• _Element data from apps and pages_:
=== Begin Enclosure ===
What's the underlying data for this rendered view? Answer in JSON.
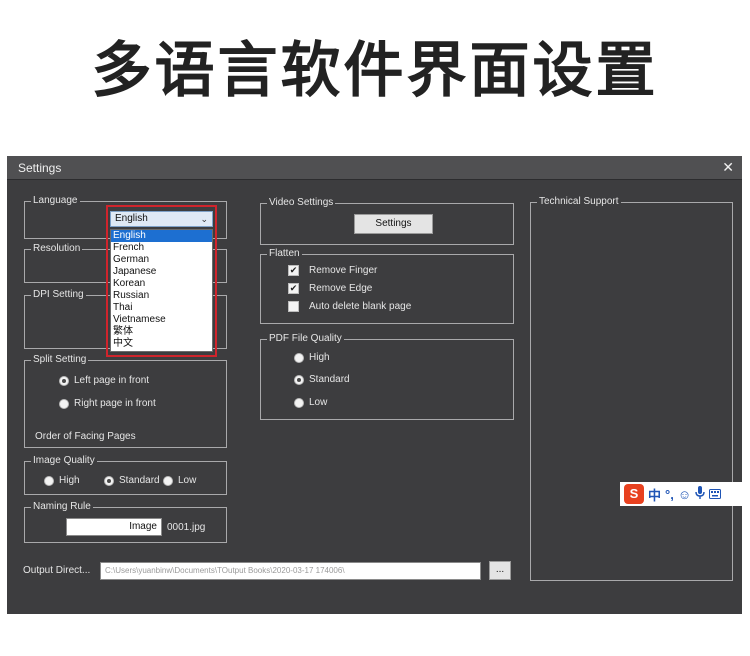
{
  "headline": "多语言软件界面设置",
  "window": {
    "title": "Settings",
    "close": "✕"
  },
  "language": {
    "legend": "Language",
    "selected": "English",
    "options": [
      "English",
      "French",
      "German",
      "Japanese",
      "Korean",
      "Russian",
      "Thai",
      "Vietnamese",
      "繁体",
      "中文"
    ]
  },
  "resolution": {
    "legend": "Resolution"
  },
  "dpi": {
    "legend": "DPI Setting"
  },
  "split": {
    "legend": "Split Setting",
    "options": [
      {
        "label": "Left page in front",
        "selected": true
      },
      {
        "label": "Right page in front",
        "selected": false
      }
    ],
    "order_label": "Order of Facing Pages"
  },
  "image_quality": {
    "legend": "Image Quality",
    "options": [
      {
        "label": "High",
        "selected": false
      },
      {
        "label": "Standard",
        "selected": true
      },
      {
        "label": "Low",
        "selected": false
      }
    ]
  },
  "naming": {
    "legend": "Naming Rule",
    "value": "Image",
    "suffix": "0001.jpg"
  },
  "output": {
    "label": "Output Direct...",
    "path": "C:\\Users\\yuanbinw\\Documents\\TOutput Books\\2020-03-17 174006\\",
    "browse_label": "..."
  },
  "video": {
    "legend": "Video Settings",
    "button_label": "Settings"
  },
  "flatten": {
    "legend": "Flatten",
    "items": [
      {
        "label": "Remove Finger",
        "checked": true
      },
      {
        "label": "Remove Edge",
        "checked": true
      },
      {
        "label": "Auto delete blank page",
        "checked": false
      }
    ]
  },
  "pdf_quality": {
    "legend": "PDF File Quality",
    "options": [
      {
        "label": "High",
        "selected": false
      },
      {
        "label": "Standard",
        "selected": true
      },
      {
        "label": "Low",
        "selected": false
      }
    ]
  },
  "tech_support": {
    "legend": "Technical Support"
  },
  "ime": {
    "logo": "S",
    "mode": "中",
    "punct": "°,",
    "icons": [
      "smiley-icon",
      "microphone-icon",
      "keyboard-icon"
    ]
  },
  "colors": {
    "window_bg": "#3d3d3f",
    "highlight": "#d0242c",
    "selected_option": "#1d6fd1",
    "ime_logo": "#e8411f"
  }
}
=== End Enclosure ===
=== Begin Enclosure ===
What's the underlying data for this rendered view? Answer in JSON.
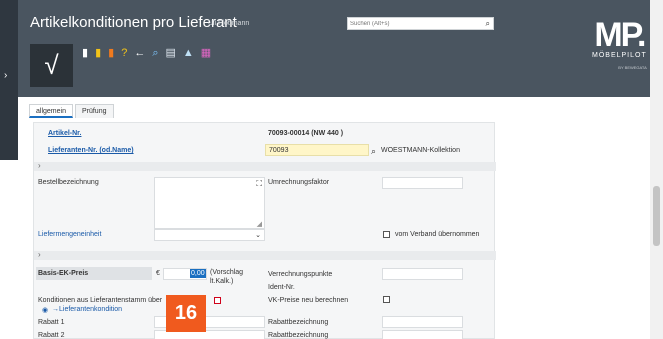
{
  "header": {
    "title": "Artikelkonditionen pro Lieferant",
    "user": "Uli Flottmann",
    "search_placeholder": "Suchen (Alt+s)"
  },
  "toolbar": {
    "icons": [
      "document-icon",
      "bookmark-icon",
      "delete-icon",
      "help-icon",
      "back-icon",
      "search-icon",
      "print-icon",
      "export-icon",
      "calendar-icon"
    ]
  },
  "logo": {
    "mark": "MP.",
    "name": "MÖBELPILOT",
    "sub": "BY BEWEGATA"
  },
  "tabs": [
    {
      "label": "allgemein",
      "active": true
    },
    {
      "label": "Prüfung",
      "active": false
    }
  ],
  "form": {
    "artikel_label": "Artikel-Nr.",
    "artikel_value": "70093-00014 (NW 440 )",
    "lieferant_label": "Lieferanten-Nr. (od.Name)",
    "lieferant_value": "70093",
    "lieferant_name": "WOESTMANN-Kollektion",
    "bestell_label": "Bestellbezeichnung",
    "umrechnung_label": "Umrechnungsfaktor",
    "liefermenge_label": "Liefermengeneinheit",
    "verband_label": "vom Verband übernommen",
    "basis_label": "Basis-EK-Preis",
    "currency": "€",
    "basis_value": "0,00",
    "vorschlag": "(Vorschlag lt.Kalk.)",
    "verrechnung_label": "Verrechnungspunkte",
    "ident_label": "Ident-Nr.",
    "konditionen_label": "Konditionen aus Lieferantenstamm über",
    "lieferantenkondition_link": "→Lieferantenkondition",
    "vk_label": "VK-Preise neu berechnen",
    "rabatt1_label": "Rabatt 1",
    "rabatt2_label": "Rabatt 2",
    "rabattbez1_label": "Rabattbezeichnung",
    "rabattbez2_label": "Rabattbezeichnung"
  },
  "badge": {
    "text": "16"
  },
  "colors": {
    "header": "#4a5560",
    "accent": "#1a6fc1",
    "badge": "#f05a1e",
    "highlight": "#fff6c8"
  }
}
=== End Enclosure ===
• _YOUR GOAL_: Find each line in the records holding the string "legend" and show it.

• _YOUR RESPONSE_:
    "legend": "Language",
    "legend": "Resolution"
    "legend": "DPI Setting"
    "legend": "Split Setting",
    "legend": "Image Quality",
    "legend": "Naming Rule",
    "legend": "Video Settings",
    "legend": "Flatten",
    "legend": "PDF File Quality",
    "legend": "Technical Support"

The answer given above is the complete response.